What to work on
From the entries below, extract every line that includes the word "image".

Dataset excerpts
━━━━━━━━━━━━━━━━━━━━

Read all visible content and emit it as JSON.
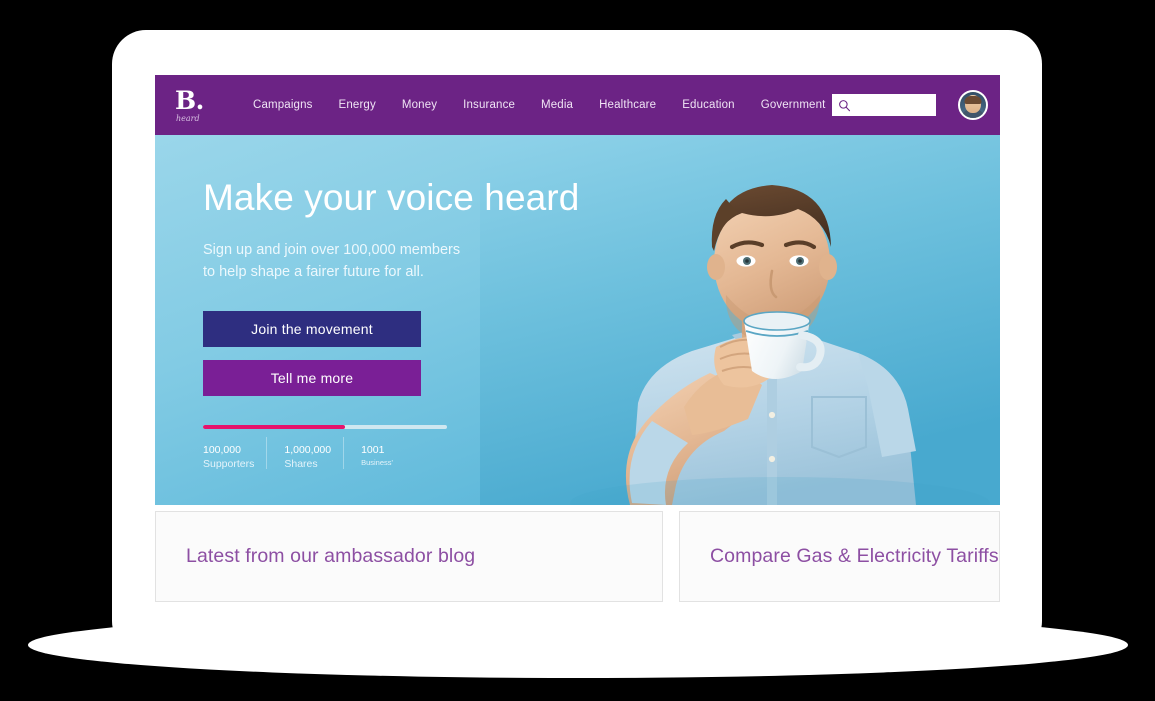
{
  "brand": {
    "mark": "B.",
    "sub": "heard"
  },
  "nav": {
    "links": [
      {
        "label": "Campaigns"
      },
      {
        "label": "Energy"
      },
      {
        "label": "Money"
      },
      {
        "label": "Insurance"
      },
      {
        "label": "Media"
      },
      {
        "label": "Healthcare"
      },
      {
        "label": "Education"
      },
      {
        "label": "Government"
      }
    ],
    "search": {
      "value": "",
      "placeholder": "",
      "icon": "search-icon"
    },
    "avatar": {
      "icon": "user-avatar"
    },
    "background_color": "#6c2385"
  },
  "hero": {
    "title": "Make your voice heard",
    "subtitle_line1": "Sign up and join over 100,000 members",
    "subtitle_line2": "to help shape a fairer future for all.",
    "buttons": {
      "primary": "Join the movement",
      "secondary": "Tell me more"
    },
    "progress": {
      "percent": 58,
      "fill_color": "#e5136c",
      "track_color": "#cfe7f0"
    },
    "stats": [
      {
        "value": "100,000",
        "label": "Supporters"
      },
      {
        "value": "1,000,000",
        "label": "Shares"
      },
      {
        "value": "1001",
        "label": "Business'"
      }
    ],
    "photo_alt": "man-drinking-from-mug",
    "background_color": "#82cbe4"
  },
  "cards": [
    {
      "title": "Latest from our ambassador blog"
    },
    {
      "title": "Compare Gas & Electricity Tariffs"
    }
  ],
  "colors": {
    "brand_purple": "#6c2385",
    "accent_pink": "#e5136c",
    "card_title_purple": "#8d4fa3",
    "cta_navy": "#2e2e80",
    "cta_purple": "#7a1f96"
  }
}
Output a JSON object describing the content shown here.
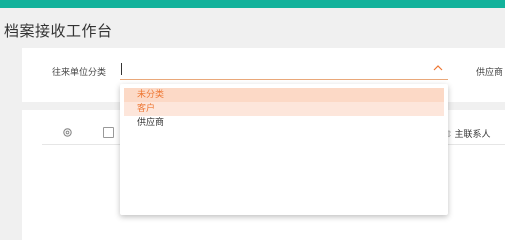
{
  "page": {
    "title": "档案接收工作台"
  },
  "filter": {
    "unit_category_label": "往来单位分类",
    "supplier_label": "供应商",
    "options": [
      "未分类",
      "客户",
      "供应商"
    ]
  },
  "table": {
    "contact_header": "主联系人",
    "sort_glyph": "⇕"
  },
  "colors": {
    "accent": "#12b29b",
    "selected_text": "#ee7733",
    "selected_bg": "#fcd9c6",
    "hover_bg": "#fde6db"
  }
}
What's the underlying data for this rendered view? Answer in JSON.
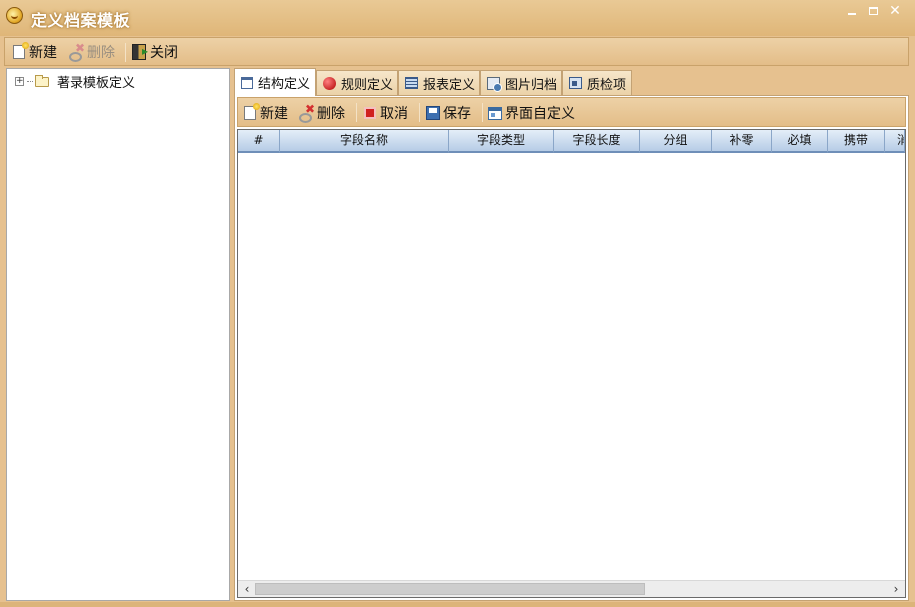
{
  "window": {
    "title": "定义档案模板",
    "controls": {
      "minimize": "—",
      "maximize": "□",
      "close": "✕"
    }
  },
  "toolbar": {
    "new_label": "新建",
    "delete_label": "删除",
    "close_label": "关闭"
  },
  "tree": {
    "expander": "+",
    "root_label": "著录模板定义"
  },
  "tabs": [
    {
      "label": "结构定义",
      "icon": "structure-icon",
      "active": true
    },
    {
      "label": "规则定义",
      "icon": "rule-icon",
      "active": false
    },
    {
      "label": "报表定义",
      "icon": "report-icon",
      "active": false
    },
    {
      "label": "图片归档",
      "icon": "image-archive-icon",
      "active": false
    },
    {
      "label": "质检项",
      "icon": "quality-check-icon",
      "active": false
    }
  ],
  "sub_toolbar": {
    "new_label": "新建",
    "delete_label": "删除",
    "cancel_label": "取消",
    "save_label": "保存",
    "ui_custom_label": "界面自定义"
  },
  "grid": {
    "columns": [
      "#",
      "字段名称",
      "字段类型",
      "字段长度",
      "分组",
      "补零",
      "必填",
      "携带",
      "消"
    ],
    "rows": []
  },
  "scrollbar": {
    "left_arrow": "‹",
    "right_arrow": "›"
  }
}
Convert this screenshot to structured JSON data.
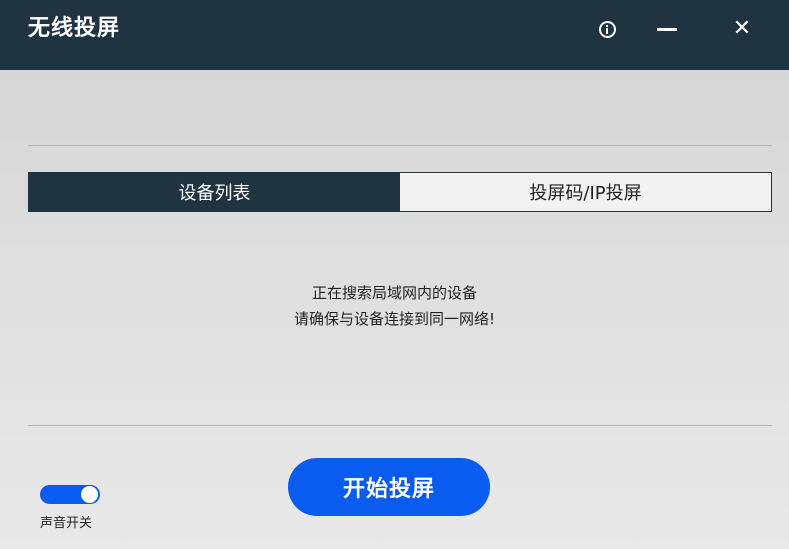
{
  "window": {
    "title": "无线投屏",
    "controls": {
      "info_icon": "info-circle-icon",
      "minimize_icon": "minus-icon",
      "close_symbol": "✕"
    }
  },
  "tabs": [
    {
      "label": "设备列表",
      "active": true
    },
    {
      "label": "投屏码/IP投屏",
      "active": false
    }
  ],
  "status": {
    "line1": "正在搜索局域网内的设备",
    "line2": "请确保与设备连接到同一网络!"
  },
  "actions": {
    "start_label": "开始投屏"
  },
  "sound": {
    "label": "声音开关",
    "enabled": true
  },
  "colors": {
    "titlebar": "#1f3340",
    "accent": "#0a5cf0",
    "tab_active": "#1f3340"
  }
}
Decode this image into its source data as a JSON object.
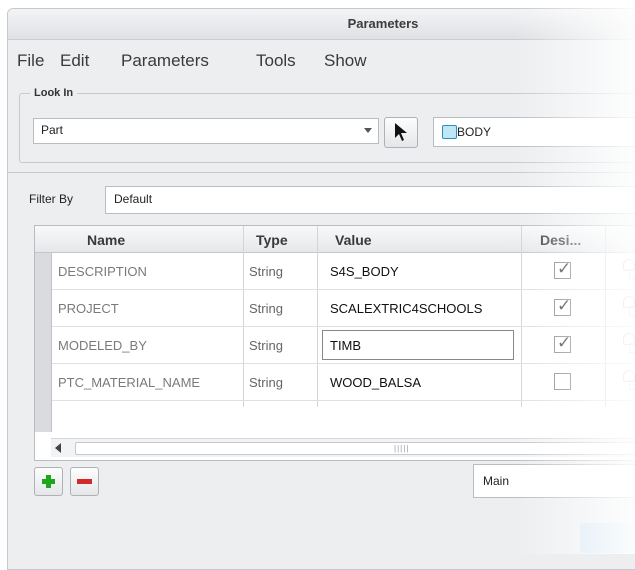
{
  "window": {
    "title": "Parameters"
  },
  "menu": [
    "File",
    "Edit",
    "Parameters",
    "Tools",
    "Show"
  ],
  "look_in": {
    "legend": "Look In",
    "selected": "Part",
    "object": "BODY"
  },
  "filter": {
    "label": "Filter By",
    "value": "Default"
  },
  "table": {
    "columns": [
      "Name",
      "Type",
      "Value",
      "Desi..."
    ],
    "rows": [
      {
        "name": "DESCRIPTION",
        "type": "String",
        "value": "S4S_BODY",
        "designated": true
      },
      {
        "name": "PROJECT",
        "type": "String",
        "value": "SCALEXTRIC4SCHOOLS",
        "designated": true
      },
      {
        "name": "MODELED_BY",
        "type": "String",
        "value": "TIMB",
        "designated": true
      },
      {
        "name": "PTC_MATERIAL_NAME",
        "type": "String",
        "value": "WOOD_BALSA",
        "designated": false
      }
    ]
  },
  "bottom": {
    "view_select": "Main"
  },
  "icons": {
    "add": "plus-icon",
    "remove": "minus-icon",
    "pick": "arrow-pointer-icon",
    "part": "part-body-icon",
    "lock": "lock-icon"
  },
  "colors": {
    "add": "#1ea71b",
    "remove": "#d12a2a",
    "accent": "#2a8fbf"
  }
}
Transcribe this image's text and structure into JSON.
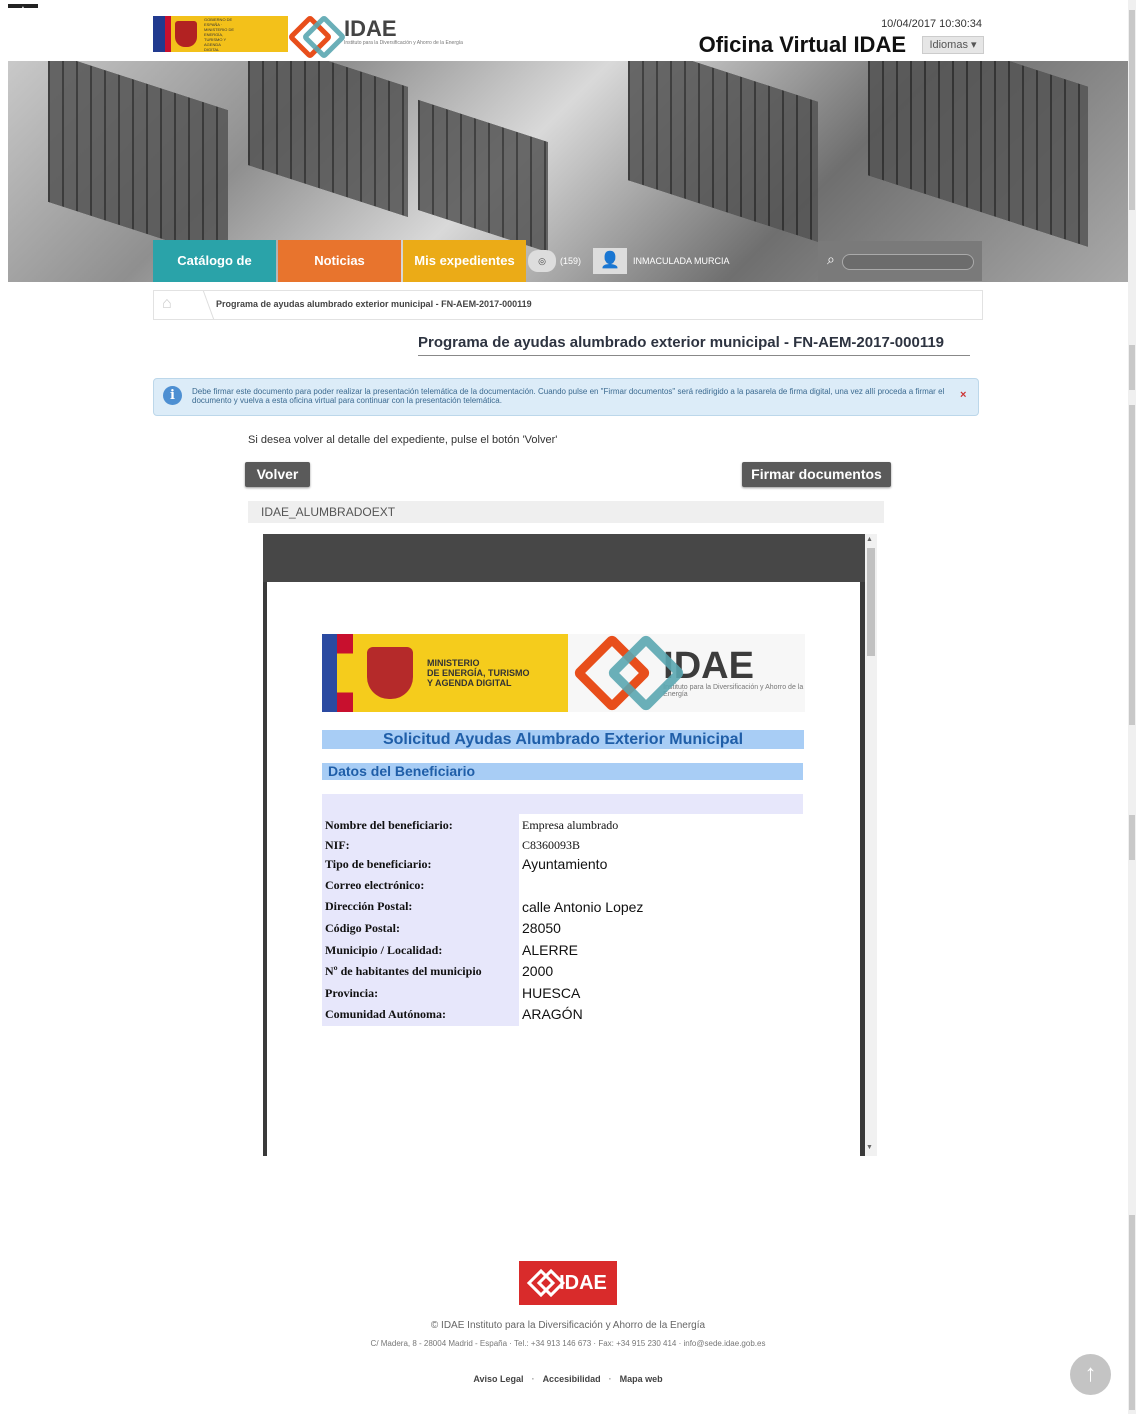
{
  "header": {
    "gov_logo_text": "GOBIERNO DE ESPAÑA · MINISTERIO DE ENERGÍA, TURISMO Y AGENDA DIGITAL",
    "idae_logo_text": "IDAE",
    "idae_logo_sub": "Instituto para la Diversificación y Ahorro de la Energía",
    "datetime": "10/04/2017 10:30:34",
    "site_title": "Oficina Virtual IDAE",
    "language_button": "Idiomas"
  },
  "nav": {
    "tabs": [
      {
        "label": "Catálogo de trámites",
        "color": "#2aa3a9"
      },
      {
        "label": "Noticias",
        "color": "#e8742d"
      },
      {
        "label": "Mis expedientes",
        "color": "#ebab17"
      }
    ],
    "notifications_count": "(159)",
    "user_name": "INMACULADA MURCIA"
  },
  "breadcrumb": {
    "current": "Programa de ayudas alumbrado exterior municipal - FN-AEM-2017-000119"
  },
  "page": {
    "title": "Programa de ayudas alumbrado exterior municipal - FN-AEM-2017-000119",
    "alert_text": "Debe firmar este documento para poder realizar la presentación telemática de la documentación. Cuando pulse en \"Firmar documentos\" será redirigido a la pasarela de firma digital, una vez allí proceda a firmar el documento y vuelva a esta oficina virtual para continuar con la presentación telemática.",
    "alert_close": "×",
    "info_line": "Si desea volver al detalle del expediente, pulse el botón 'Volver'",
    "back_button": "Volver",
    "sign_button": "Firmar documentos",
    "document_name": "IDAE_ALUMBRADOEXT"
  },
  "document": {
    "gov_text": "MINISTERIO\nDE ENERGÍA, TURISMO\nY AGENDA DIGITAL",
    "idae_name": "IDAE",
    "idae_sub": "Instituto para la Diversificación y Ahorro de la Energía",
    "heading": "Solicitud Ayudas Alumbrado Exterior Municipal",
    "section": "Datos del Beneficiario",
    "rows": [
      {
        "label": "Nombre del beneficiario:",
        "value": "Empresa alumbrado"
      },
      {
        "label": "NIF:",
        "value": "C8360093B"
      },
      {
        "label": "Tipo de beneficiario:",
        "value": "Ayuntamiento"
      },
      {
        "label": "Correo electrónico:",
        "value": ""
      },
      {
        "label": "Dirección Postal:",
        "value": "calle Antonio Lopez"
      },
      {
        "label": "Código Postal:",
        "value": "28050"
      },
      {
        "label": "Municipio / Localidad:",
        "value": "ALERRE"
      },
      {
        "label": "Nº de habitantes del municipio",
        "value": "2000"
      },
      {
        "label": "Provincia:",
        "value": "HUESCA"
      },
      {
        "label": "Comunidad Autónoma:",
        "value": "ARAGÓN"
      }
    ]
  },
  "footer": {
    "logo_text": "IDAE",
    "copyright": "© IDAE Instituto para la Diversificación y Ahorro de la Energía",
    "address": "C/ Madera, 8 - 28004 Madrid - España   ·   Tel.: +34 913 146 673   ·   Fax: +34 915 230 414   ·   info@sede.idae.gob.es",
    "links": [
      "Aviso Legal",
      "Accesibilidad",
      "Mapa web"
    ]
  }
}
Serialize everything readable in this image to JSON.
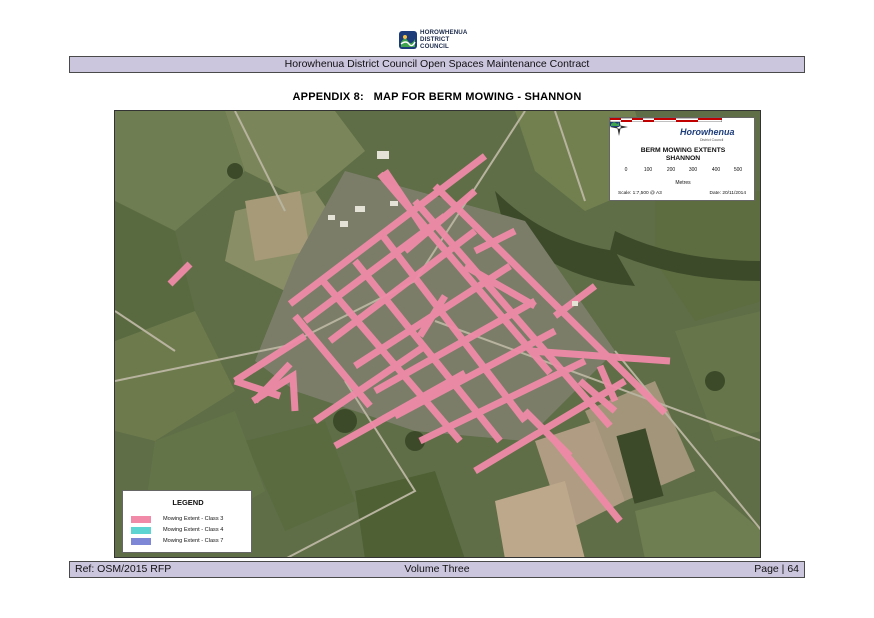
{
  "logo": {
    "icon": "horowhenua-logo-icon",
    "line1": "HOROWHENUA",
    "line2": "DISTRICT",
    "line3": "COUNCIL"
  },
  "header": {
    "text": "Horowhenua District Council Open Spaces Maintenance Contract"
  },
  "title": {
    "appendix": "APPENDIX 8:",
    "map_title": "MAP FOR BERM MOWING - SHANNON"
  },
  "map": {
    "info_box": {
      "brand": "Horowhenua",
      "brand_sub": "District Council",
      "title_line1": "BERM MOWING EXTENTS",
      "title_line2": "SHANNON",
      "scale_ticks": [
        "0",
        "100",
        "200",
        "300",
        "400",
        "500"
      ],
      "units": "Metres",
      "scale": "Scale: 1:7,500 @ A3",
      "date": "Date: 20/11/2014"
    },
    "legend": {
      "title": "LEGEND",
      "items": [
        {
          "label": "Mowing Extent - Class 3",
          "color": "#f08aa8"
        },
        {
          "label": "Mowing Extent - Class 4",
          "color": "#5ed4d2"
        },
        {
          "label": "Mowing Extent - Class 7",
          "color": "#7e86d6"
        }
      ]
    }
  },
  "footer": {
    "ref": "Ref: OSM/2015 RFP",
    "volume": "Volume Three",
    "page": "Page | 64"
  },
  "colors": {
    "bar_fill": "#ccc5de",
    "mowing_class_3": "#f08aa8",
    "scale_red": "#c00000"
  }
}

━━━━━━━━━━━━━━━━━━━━

Output of the task
      "icon": "image-archive-icon",
Decode this image into its source data as a JSON object.
Transcribe this image's text and structure into JSON.
Serialize everything readable in this image to JSON.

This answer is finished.